Task material:
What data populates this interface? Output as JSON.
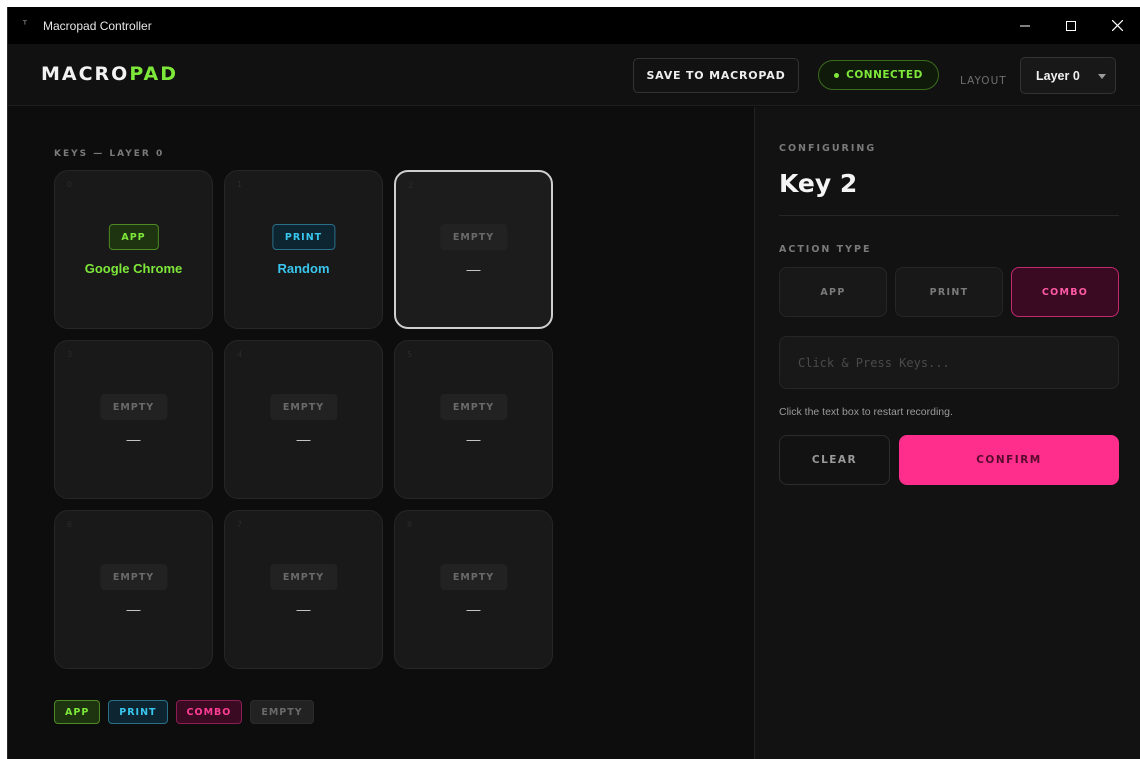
{
  "window": {
    "title": "Macropad Controller",
    "icon": "macropad-app-icon"
  },
  "header": {
    "logo_a": "MACRO",
    "logo_b": "PAD",
    "save_label": "SAVE TO MACROPAD",
    "connection_status": "CONNECTED",
    "layout_label": "LAYOUT",
    "layer_selected": "Layer 0"
  },
  "colors": {
    "app": "#7ee83a",
    "print": "#39c6ee",
    "combo": "#ff2d8c",
    "background": "#0d0d0d"
  },
  "keys_section": {
    "label": "KEYS — LAYER 0",
    "keys": [
      {
        "num": "0",
        "type_label": "APP",
        "type": "app",
        "value": "Google Chrome"
      },
      {
        "num": "1",
        "type_label": "PRINT",
        "type": "print",
        "value": "Random"
      },
      {
        "num": "2",
        "type_label": "EMPTY",
        "type": "empty",
        "value": "—",
        "selected": true
      },
      {
        "num": "3",
        "type_label": "EMPTY",
        "type": "empty",
        "value": "—"
      },
      {
        "num": "4",
        "type_label": "EMPTY",
        "type": "empty",
        "value": "—"
      },
      {
        "num": "5",
        "type_label": "EMPTY",
        "type": "empty",
        "value": "—"
      },
      {
        "num": "6",
        "type_label": "EMPTY",
        "type": "empty",
        "value": "—"
      },
      {
        "num": "7",
        "type_label": "EMPTY",
        "type": "empty",
        "value": "—"
      },
      {
        "num": "8",
        "type_label": "EMPTY",
        "type": "empty",
        "value": "—"
      }
    ]
  },
  "legend": [
    "APP",
    "PRINT",
    "COMBO",
    "EMPTY"
  ],
  "panel": {
    "configuring_label": "CONFIGURING",
    "key_title": "Key 2",
    "action_type_label": "ACTION TYPE",
    "action_types": [
      "APP",
      "PRINT",
      "COMBO"
    ],
    "active_action": "COMBO",
    "record_placeholder": "Click & Press Keys...",
    "hint": "Click the text box to restart recording.",
    "clear_label": "CLEAR",
    "confirm_label": "CONFIRM"
  }
}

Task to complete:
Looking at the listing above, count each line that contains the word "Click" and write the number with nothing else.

Reply to the task:
2